Repeat all of the data exactly. Leave nothing out.

START Source data

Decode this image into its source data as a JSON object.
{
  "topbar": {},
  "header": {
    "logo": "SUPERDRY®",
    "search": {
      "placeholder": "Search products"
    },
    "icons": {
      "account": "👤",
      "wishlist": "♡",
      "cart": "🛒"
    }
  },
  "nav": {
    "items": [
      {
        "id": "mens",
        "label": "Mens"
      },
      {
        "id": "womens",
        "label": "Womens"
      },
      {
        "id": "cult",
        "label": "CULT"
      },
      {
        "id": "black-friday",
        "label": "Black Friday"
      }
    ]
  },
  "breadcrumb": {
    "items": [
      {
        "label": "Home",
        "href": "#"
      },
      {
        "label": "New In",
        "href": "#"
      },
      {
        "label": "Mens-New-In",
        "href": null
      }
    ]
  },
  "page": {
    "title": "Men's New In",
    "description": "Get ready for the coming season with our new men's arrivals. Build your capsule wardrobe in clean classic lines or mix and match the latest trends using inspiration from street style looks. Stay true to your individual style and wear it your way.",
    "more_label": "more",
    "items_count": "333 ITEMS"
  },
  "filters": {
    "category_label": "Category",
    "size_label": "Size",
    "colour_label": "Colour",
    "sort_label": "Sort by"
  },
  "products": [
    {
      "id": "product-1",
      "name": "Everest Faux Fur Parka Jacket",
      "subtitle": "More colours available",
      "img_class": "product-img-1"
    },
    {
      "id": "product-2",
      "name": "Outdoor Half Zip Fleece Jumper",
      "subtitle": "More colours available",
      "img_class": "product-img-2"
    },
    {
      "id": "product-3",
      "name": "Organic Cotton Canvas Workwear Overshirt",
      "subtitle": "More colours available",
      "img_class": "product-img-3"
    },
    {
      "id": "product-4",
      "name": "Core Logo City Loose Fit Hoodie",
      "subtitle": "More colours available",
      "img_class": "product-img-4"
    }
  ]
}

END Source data

### Solution
Decode this image into its source data as a JSON object.
{
  "topbar": {},
  "header": {
    "logo": "SUPERDRY®",
    "search": {
      "placeholder": "Search products"
    },
    "icons": {
      "account": "👤",
      "wishlist": "♡",
      "cart": "🛒"
    }
  },
  "nav": {
    "items": [
      {
        "id": "mens",
        "label": "Mens"
      },
      {
        "id": "womens",
        "label": "Womens"
      },
      {
        "id": "cult",
        "label": "CULT"
      },
      {
        "id": "black-friday",
        "label": "Black Friday"
      }
    ]
  },
  "breadcrumb": {
    "items": [
      {
        "label": "Home",
        "href": "#"
      },
      {
        "label": "New In",
        "href": "#"
      },
      {
        "label": "Mens-New-In",
        "href": null
      }
    ]
  },
  "page": {
    "title": "Men's New In",
    "description": "Get ready for the coming season with our new men's arrivals. Build your capsule wardrobe in clean classic lines or mix and match the latest trends using inspiration from street style looks. Stay true to your individual style and wear it your way.",
    "more_label": "more",
    "items_count": "333 ITEMS"
  },
  "filters": {
    "category_label": "Category",
    "size_label": "Size",
    "colour_label": "Colour",
    "sort_label": "Sort by"
  },
  "products": [
    {
      "id": "product-1",
      "name": "Everest Faux Fur Parka Jacket",
      "subtitle": "More colours available",
      "img_class": "product-img-1"
    },
    {
      "id": "product-2",
      "name": "Outdoor Half Zip Fleece Jumper",
      "subtitle": "More colours available",
      "img_class": "product-img-2"
    },
    {
      "id": "product-3",
      "name": "Organic Cotton Canvas Workwear Overshirt",
      "subtitle": "More colours available",
      "img_class": "product-img-3"
    },
    {
      "id": "product-4",
      "name": "Core Logo City Loose Fit Hoodie",
      "subtitle": "More colours available",
      "img_class": "product-img-4"
    }
  ]
}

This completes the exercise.